*** Dataset entries ***

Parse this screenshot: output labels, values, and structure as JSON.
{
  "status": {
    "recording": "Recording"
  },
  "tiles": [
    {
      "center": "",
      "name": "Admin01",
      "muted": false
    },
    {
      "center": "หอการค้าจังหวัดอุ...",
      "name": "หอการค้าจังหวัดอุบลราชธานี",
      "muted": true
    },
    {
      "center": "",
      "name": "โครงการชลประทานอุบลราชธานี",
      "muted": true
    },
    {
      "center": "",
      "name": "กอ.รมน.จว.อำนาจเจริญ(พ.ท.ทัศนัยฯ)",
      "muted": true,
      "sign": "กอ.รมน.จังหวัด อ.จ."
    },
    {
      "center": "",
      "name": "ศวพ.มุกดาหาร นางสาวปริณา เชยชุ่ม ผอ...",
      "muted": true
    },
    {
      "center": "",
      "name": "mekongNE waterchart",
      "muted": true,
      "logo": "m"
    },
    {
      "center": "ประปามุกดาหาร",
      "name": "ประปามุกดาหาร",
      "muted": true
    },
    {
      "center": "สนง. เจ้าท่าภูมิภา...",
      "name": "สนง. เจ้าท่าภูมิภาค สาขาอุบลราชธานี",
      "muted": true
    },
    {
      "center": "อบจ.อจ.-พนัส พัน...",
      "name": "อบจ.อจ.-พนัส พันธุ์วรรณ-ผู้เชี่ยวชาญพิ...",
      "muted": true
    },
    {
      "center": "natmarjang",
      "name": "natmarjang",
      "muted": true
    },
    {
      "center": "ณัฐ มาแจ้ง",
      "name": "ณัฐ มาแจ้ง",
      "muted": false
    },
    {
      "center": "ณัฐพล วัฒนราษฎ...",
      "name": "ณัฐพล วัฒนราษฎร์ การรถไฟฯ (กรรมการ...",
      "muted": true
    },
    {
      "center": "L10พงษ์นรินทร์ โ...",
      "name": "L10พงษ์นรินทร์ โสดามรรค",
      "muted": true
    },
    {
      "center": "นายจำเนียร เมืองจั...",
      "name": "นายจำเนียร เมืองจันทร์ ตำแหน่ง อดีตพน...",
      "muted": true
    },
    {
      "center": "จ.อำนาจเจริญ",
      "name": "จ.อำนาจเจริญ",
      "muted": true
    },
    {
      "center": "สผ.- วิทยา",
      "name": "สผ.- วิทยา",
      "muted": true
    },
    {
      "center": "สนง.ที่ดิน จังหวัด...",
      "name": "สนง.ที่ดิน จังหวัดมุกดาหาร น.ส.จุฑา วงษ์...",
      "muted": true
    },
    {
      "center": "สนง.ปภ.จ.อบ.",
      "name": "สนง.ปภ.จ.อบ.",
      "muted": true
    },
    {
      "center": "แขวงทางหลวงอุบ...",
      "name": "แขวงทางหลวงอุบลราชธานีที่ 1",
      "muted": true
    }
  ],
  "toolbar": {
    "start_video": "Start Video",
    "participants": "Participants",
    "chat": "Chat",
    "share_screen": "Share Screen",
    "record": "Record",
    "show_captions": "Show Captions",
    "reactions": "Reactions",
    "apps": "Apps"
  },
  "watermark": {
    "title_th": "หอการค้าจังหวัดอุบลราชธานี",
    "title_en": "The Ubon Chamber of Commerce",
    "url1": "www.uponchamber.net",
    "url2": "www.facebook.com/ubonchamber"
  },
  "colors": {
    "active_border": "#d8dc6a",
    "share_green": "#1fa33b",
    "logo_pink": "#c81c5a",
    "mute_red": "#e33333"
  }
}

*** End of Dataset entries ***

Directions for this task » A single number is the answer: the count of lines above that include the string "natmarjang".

Answer space » 2